“Would you rather?” is a fun game for our family on road trips or when someone gets bored enough to start playing.
Maybe you’ve heard of the game. Someone poses a question that gives you a choice between two items and you discuss it. Would you rather go to the beach or the mountains? Would you rather read a book or watch a movie? Would you rather take a bath or a shower?
The goal is not really to answer the question, but to gain greater discovery and knowledge about one another. The challenge is that the choice is typically between two good things. Choosing between one bad and one good would be easy and reveal little, but choosing between two good things digs deeper into our values, or at least our preferences.
When we hear an answer, we know we have heard someone’s value. We follow their answer with questions: Why would you say that? What guided your choice?
“Would you rather?” is a value question. It gets us to places where we have to wrestle with our preferences and our principles, even if the question is a simple one.

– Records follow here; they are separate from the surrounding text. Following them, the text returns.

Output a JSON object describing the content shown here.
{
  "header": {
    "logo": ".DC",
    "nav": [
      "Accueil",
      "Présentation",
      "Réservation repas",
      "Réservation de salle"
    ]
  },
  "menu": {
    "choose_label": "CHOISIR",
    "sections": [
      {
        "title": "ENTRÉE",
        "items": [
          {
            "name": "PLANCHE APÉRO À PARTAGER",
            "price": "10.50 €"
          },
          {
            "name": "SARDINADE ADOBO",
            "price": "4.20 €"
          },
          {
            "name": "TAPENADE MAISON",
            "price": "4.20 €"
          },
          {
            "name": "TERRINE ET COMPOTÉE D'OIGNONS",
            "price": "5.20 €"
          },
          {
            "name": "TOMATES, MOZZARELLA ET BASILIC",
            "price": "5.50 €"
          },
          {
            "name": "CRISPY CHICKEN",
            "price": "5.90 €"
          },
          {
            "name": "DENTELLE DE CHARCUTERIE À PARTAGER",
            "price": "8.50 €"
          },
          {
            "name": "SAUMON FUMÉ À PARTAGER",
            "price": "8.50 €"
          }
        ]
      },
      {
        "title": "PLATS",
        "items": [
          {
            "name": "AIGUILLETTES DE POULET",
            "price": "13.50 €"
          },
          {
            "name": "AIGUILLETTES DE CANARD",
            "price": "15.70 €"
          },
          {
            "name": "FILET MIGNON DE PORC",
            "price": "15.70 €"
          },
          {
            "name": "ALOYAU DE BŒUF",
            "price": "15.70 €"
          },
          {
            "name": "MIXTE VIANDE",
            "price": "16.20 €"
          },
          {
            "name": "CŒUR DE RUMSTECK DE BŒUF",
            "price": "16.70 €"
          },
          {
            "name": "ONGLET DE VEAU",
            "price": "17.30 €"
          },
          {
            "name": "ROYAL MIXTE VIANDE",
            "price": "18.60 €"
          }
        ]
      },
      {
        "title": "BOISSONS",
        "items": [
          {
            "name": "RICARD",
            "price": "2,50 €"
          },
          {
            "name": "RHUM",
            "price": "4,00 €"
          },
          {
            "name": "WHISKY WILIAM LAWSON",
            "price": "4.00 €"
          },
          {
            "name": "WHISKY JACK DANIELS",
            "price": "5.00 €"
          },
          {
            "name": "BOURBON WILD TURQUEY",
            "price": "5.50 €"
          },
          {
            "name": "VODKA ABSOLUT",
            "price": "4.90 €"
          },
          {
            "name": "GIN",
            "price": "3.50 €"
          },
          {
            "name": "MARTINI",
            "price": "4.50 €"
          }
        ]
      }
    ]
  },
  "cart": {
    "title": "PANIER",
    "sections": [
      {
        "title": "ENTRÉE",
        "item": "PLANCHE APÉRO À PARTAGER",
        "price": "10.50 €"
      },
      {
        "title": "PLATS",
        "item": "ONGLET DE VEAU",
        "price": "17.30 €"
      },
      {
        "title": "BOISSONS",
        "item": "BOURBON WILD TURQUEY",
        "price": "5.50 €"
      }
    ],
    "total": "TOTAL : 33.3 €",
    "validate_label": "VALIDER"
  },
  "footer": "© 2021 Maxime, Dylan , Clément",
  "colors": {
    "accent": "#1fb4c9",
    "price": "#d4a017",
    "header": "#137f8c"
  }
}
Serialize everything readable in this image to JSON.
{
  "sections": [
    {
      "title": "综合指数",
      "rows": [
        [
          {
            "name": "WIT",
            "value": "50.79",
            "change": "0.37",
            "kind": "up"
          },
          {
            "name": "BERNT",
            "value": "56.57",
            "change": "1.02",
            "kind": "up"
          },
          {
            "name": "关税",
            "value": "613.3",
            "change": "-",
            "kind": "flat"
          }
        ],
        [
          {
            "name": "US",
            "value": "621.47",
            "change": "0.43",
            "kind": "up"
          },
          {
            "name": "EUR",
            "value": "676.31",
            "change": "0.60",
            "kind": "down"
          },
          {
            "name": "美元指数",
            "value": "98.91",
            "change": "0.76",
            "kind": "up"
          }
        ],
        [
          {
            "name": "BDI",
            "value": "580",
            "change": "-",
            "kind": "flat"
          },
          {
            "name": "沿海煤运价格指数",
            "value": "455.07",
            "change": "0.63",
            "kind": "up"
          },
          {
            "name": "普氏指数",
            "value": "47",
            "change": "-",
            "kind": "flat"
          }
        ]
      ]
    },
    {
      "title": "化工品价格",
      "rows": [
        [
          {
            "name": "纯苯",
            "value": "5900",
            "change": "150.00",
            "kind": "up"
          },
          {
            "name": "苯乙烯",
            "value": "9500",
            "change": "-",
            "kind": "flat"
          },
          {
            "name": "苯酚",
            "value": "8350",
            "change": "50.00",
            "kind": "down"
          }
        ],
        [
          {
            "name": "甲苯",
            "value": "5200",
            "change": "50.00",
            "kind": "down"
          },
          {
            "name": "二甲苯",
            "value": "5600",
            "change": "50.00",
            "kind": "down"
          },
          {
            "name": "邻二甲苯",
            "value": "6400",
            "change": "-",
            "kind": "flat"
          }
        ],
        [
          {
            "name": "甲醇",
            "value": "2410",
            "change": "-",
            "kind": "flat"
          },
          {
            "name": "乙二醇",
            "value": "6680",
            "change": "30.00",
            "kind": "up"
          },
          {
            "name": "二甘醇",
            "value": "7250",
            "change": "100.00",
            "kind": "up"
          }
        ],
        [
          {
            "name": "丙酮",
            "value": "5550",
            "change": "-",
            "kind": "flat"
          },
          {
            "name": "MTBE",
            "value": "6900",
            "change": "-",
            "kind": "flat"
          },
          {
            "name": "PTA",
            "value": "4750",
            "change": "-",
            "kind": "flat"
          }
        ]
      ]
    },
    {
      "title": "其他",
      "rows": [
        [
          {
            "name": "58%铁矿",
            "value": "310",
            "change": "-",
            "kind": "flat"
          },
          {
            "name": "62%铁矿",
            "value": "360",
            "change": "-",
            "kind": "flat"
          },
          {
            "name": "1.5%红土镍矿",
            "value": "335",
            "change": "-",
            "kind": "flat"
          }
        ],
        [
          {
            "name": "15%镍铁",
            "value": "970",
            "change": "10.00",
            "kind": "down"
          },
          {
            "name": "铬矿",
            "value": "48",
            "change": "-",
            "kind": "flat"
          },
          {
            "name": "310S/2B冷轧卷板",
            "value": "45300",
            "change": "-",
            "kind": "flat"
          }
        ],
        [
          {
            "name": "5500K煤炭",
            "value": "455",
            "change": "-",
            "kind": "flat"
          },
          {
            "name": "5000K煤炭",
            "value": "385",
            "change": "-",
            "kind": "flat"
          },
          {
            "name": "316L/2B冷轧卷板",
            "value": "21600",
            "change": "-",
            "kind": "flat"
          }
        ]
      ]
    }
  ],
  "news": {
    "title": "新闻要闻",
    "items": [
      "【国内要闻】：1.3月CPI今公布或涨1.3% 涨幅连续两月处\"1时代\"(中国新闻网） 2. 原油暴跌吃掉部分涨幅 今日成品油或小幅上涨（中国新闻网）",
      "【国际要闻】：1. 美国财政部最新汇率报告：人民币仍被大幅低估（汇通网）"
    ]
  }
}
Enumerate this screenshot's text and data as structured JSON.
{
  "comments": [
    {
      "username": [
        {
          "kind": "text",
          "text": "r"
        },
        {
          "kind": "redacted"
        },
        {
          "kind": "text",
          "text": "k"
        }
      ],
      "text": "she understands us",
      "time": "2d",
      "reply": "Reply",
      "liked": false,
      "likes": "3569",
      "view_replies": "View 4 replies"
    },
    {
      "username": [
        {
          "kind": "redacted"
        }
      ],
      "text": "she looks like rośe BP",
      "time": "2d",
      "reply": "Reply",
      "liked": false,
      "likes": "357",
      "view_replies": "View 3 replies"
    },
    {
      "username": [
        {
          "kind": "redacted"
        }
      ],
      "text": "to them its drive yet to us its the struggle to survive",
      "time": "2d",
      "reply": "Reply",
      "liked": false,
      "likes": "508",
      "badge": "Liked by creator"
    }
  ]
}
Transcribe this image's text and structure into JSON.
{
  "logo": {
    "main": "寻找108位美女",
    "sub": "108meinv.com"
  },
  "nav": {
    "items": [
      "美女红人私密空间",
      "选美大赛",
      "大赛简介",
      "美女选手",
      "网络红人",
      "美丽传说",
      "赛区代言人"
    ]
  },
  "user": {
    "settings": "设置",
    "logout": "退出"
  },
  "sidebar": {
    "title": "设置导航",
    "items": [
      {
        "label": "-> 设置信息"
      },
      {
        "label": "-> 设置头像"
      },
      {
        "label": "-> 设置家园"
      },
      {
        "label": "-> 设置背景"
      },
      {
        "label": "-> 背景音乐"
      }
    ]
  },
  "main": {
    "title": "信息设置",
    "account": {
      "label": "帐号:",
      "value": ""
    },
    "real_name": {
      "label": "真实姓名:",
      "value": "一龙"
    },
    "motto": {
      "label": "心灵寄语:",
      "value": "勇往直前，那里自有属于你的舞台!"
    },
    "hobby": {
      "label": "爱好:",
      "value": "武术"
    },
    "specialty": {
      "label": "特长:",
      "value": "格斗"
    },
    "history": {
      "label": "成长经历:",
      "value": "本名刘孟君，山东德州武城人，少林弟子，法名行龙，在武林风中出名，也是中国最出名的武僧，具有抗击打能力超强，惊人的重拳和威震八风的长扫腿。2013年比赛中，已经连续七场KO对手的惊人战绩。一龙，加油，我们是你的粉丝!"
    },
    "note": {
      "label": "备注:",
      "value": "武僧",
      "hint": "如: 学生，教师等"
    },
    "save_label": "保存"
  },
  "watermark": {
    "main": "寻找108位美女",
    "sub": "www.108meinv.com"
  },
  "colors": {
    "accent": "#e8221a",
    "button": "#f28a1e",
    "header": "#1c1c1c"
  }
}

Recently, a pastor asked me a “Would you rather?” question that forced me to wrestle with my values and principles. His question was, “Would you rather a church give $150K to a church plant every year or $150K to Acts 29 every year?”
I thought it was a great question and I gave an answer in the moment, but I thought the question merited some additional thought.
I believe that church planting is the most effective strategy to declare and demonstrate the gospel of Jesus Christ in a community.
First, let’s dispense with the caveats.
- I want to see churches planted. I believe that church planting is the most effective strategy to declare and demonstrate the gospel of Jesus Christ in a community. Our goal in Acts 29 US Southeast is to grow to 200 churches by 2020. So, a church giving $150K a year to a church plant is not an inconsequential thing.
- I affirm and celebrate that churches plant churches. In Acts 29, we celebrate the principle that networks don’t plant churches, churches do. So, a church expressing this kind of generosity is not in conflict with the values of Acts 29. It reflects them.
- I am also invested in building out a network that supports church planting churches so that they might endure. So, the position where God has placed me is going to guide my answer, but there’s also a reason I am giving a significant portion of my life to this role.
Now, since I played my cards already, you can probably guess my answer that evening. I wanted to say, “Both.” But, that’s not how the game is played. You have to pick one. You have to express your values and principles by choosing between two good things.
Elevating the profile of Acts 29 is not our primary objective, but getting our distinctives in front of others is worthy of investment.
I told him that I would rather a church give $150K to Acts 29. Here’s why.
- When a church supports church-planting through Acts 29, the Kingdom impact of Acts 29 expands. Acts 29 brings a unique flavor to the church planting landscape. Our blended distinctives of theological clarity, missional innovation and cultural engagement stand out in the church planting space. It means we believe those three go together and inform one another. They are not opposed to one another, nor are they optional. As money is invested in Acts 29, that message is propagated into the church planting landscape so that planters can be influenced and trained to think in this manner. Elevating the profile of Acts 29 is not our primary objective, but getting our distinctives in front of others is worthy of investment.
- When a church supports church planting through Acts 29, their money is invested exponentially around the world. Acts 29 is a diverse, global family that exists in 11 Networks on 6 continents. Money invested in Acts 29 sees churches planted in Kenya and Kentucky, Dubai and Durham, Rio and Reno. This exponential investment of dollars can be harder to see and celebrate than an individual plant, but the global impact is vast. Some of those dollars get directly to churches on the ground through financial assistance, but every dollar invested is spent on church planting. Things like the Bi-Annual Global Gathering and our Annual Report seek to assist in this celebration.
- When a church supports church planting through Acts 29, they are investing in people, structures and initiatives to not only assess church planters, but to coach, train and support them so that they might endure. We want to plant churches that endure and those churches will need assistance and those pastors will need care. A $150K investment in a church plant might help a guy for a year (or two in some contexts), but what about in years 10-15 of his church’s life? What kind of support structures are there for this pastor and church that are guided by theological clarity, missional innovation and cultural engagement? Where are the resources to help this pastor and church endure? Investing in church planting through Acts 29 helps us work together so that we might encourage one another to endure.
- When a church supports church planting through Acts 29, they are also joining into the mission of Acts 29 in a real, relational way. This means that they are investing money in the Network (and potentially other Acts 29 church plants), but they are also investing their influence and expertise. The church becomes an invested resource in what God is doing through Acts 29. Their treasure is going to guide their heart investment of time and talent.
Investing in church planting through Acts 29 helps us work together so that we might encourage one another to endure.
I hope that more churches will see the value of Acts 29’s unique distinctives in the church planting space and want to see our influence expand. I pray that churches will see the value of our structures and initiatives that assess, coach, train and support church planting churches. I hope that more churches will labor together as Acts 29 so that more churches and pastors might endure faithfully to the end. Investing dollars in this mission helps make this all happen.